Fractals and the Meaning of Life

Date:  Sunday, November 14, 2010
Speaker:  Bill Bynum

 Bill Bynum is an Associate Professor of Mathematics at Westminster College where he has taught for over 20 years. He received his MA in mathematics from the University of Colorado with a focus on set theory and logic. He has taught a broad range of courses including such unique offerings as Probability and Gambling and a course in fractals where his students developed a workshop to present to local high school students. He has also developed a tutoring program bringing Westminster calculus students to East High. He is married to Clarence Bynum and has three sons – Phinehas, Daniel, and Lucius.

Fractals are stunningly beautiful geometric objects simply created by the repetition of a basic operation and have properties including self-similarity and infinite complexity. Fractal-like structures appear around us in clouds, mountains, and plants. Computer generated fractals mesmerize with their intricate patterns. Fractals have been used to describe such complex systems as the weather and stock market fluctuations. In this presentation, we learn how fractals are created and how fractals help explain our world by exploring such famous examples as the Sierpinski Triangle, Koch Curve, and the Mandelbrot Set.”

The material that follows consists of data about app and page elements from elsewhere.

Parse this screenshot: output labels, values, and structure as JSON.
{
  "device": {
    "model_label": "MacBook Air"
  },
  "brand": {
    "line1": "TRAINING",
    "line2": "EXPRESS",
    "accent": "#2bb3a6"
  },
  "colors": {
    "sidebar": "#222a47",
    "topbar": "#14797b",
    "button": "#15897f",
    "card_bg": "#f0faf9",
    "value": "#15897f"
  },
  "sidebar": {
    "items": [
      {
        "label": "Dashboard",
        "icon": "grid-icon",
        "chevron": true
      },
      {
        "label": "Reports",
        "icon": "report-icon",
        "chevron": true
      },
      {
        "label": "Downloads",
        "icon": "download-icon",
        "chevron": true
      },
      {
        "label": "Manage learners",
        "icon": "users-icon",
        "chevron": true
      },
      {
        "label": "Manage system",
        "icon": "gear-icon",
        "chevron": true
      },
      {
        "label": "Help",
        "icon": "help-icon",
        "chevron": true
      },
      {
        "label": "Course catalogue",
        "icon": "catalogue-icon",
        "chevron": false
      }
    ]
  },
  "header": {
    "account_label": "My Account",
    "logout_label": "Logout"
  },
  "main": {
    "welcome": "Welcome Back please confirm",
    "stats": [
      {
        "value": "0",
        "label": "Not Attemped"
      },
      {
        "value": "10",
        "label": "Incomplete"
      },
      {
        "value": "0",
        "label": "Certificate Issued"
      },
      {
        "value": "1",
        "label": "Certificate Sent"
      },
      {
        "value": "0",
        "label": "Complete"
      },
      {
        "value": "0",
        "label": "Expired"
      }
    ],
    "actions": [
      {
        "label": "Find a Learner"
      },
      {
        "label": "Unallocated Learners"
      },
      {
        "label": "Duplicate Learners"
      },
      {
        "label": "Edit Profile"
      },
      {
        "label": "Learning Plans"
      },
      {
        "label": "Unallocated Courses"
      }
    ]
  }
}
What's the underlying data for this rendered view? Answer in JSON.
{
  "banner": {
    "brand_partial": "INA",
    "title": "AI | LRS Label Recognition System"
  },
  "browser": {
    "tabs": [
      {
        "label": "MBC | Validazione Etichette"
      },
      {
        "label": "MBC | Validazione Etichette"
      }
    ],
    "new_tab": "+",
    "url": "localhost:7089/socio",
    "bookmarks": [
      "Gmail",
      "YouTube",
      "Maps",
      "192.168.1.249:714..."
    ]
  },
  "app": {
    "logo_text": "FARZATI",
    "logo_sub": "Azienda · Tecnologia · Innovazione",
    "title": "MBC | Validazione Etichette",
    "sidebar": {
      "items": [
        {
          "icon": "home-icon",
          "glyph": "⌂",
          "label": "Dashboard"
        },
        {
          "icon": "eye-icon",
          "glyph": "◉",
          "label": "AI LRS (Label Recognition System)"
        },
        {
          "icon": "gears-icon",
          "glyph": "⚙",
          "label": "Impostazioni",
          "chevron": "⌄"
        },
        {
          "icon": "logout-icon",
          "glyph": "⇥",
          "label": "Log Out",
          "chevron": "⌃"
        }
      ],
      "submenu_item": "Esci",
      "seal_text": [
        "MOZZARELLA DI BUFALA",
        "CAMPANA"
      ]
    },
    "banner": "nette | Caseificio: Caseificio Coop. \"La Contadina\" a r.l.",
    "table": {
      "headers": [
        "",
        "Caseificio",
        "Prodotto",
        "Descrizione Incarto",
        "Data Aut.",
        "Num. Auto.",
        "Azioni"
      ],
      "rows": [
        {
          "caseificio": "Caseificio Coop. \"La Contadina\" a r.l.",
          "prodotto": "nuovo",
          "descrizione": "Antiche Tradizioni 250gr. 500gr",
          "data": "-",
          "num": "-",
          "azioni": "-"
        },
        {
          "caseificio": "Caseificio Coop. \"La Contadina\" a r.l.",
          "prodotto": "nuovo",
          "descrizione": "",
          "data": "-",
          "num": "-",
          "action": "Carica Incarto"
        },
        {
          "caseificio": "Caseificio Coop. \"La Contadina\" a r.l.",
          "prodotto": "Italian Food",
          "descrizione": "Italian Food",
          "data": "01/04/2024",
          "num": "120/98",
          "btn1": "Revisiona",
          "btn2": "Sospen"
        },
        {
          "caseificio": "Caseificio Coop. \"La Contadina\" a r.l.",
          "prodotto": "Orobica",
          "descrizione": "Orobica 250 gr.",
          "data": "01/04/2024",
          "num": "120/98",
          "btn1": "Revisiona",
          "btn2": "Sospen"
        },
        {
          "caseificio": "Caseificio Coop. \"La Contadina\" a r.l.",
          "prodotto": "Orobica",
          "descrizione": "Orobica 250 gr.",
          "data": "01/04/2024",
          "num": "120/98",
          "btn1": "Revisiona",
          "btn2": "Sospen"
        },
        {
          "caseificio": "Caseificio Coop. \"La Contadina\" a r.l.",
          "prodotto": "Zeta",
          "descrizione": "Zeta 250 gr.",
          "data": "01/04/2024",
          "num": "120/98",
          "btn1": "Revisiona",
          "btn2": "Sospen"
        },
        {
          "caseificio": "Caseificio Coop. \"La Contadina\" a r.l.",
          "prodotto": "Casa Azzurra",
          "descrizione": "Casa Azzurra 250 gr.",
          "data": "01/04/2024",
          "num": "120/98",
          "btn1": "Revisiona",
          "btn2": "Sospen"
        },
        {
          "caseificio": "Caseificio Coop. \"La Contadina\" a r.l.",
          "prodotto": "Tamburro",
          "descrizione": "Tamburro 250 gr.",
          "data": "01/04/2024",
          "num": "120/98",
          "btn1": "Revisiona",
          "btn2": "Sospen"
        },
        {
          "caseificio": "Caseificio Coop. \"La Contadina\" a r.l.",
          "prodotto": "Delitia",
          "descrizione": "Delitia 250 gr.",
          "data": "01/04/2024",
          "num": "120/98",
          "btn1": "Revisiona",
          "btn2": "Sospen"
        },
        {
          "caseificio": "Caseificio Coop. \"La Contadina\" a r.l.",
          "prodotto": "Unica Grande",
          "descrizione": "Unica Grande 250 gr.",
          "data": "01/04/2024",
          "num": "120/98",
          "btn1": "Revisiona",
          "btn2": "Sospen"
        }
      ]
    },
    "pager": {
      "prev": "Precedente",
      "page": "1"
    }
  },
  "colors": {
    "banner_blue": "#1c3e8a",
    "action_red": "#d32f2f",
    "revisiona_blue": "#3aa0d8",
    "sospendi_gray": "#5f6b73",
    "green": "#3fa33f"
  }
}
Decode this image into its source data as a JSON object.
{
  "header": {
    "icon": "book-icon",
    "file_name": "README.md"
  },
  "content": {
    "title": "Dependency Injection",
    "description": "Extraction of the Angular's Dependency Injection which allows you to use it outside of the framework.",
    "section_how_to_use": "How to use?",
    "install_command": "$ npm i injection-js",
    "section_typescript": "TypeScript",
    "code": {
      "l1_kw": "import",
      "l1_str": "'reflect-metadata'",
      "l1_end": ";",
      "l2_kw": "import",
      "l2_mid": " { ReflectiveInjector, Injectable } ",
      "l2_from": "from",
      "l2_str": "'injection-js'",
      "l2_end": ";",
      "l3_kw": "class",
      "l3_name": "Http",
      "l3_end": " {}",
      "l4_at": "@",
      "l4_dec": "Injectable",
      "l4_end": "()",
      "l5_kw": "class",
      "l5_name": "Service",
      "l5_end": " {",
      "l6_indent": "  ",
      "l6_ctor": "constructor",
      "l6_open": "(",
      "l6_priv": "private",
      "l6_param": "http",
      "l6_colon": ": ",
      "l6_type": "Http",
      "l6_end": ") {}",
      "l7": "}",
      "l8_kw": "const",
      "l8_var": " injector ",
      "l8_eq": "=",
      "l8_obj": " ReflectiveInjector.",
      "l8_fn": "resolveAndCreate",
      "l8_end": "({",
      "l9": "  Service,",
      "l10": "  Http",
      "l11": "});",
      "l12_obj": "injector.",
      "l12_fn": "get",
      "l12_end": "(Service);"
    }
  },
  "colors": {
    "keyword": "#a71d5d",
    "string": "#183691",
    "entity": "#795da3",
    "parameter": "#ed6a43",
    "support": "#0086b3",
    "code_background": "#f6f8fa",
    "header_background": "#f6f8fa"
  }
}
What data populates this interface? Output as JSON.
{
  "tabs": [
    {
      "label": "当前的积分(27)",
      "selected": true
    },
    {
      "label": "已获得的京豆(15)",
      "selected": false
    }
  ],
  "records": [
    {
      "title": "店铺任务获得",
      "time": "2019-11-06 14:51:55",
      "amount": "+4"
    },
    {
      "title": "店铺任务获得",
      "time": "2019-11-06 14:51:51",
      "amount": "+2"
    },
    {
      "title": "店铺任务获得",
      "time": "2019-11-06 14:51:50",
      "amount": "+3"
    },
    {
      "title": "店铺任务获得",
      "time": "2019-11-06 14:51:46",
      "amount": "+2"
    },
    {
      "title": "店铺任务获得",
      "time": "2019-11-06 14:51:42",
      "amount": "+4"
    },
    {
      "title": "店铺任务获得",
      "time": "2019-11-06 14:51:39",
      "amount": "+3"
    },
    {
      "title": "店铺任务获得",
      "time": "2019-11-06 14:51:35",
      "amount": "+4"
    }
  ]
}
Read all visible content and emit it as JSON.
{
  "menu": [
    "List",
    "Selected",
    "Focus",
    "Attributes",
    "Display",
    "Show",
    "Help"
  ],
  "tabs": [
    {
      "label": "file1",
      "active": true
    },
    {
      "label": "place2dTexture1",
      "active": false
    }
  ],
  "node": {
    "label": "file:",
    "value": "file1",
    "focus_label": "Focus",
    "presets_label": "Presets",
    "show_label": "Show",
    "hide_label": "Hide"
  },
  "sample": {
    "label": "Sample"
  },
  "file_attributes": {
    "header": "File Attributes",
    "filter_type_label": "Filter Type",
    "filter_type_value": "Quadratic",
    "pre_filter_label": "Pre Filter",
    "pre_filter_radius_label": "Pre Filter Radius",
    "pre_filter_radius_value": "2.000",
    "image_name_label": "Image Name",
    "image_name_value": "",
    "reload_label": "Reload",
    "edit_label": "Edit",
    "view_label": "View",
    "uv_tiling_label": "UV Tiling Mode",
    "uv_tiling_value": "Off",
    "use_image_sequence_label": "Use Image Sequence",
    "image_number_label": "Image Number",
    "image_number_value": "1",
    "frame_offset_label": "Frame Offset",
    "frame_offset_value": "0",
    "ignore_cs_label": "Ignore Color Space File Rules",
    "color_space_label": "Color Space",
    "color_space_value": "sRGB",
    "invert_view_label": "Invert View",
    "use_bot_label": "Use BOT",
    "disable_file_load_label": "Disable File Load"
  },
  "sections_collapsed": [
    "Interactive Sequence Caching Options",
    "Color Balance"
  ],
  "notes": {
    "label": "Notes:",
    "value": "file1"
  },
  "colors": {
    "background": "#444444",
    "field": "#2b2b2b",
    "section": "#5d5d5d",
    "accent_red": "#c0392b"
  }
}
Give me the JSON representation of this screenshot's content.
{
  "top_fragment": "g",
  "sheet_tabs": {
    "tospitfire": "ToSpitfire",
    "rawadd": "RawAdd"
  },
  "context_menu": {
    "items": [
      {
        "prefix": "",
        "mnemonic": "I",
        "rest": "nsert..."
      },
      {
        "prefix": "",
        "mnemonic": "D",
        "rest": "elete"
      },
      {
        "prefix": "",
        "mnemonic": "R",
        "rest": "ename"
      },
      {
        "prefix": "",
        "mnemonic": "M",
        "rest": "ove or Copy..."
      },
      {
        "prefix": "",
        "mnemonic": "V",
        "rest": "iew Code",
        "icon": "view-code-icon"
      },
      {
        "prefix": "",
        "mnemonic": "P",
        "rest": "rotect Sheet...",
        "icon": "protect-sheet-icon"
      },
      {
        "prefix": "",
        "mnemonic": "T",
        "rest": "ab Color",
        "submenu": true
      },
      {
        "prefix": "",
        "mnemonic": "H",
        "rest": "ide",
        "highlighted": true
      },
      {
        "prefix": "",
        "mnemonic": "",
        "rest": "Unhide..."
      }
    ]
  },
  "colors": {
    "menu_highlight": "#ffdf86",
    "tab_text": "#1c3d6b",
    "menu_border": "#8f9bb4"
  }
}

Recommended reading and resources:
The “Fractals” entry in Wikipedia is a great place to start online:
James Gleick. Chaos: Making a New Science. New York: Viking. 1987. ISBN 0670811785.
Nigel Lesmoir-Gordon and Ralph Edney. Introducing Fractal Geometry. Totem Books. ISBN 1840467134.
Benoit Mandelbrot. The Fractal Geometry of Nature. New York: W. H. Freeman and Company. 1983. ISBN 0717611869